▶ **Supplied records**:
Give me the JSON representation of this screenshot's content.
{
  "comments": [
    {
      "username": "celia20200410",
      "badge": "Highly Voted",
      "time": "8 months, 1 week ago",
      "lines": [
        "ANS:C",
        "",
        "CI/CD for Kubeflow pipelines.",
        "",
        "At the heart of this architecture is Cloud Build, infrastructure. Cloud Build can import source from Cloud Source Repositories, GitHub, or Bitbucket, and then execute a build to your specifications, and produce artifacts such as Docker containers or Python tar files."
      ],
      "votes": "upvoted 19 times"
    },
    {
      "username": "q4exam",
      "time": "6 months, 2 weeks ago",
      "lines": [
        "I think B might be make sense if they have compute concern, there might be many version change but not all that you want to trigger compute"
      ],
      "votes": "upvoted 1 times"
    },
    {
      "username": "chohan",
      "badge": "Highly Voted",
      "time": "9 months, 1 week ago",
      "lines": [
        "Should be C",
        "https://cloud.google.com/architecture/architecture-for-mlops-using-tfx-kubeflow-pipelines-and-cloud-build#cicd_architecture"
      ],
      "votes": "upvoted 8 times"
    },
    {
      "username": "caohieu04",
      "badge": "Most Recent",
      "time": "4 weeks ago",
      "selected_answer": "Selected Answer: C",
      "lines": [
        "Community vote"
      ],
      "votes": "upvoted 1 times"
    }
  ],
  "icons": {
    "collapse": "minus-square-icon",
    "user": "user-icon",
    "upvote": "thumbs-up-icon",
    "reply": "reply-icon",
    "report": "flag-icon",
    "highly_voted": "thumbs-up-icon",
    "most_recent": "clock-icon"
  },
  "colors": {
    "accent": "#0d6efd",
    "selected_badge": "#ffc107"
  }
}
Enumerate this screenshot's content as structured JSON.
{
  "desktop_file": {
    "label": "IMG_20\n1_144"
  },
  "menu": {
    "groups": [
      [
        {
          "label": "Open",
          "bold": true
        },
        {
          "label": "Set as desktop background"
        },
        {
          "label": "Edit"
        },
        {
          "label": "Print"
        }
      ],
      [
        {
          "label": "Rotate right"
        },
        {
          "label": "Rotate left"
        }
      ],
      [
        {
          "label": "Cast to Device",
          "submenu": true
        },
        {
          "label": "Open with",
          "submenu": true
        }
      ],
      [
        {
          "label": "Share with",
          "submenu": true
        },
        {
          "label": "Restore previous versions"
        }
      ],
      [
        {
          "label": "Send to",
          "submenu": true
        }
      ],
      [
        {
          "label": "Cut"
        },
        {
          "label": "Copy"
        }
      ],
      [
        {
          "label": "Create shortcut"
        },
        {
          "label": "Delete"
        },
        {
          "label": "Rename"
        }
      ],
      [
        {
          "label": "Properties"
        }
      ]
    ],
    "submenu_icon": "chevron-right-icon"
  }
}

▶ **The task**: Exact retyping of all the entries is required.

▶ **Answer below**:
Give me the JSON representation of this screenshot's content.
{
  "comments": [
    {
      "username": "celia20200410",
      "badge": "Highly Voted",
      "time": "8 months, 1 week ago",
      "lines": [
        "ANS:C",
        "",
        "CI/CD for Kubeflow pipelines.",
        "",
        "At the heart of this architecture is Cloud Build, infrastructure. Cloud Build can import source from Cloud Source Repositories, GitHub, or Bitbucket, and then execute a build to your specifications, and produce artifacts such as Docker containers or Python tar files."
      ],
      "votes": "upvoted 19 times"
    },
    {
      "username": "q4exam",
      "time": "6 months, 2 weeks ago",
      "lines": [
        "I think B might be make sense if they have compute concern, there might be many version change but not all that you want to trigger compute"
      ],
      "votes": "upvoted 1 times"
    },
    {
      "username": "chohan",
      "badge": "Highly Voted",
      "time": "9 months, 1 week ago",
      "lines": [
        "Should be C",
        "https://cloud.google.com/architecture/architecture-for-mlops-using-tfx-kubeflow-pipelines-and-cloud-build#cicd_architecture"
      ],
      "votes": "upvoted 8 times"
    },
    {
      "username": "caohieu04",
      "badge": "Most Recent",
      "time": "4 weeks ago",
      "selected_answer": "Selected Answer: C",
      "lines": [
        "Community vote"
      ],
      "votes": "upvoted 1 times"
    }
  ],
  "icons": {
    "collapse": "minus-square-icon",
    "user": "user-icon",
    "upvote": "thumbs-up-icon",
    "reply": "reply-icon",
    "report": "flag-icon",
    "highly_voted": "thumbs-up-icon",
    "most_recent": "clock-icon"
  },
  "colors": {
    "accent": "#0d6efd",
    "selected_badge": "#ffc107"
  }
}
Enumerate this screenshot's content as structured JSON.
{
  "desktop_file": {
    "label": "IMG_20\n1_144"
  },
  "menu": {
    "groups": [
      [
        {
          "label": "Open",
          "bold": true
        },
        {
          "label": "Set as desktop background"
        },
        {
          "label": "Edit"
        },
        {
          "label": "Print"
        }
      ],
      [
        {
          "label": "Rotate right"
        },
        {
          "label": "Rotate left"
        }
      ],
      [
        {
          "label": "Cast to Device",
          "submenu": true
        },
        {
          "label": "Open with",
          "submenu": true
        }
      ],
      [
        {
          "label": "Share with",
          "submenu": true
        },
        {
          "label": "Restore previous versions"
        }
      ],
      [
        {
          "label": "Send to",
          "submenu": true
        }
      ],
      [
        {
          "label": "Cut"
        },
        {
          "label": "Copy"
        }
      ],
      [
        {
          "label": "Create shortcut"
        },
        {
          "label": "Delete"
        },
        {
          "label": "Rename"
        }
      ],
      [
        {
          "label": "Properties"
        }
      ]
    ],
    "submenu_icon": "chevron-right-icon"
  }
}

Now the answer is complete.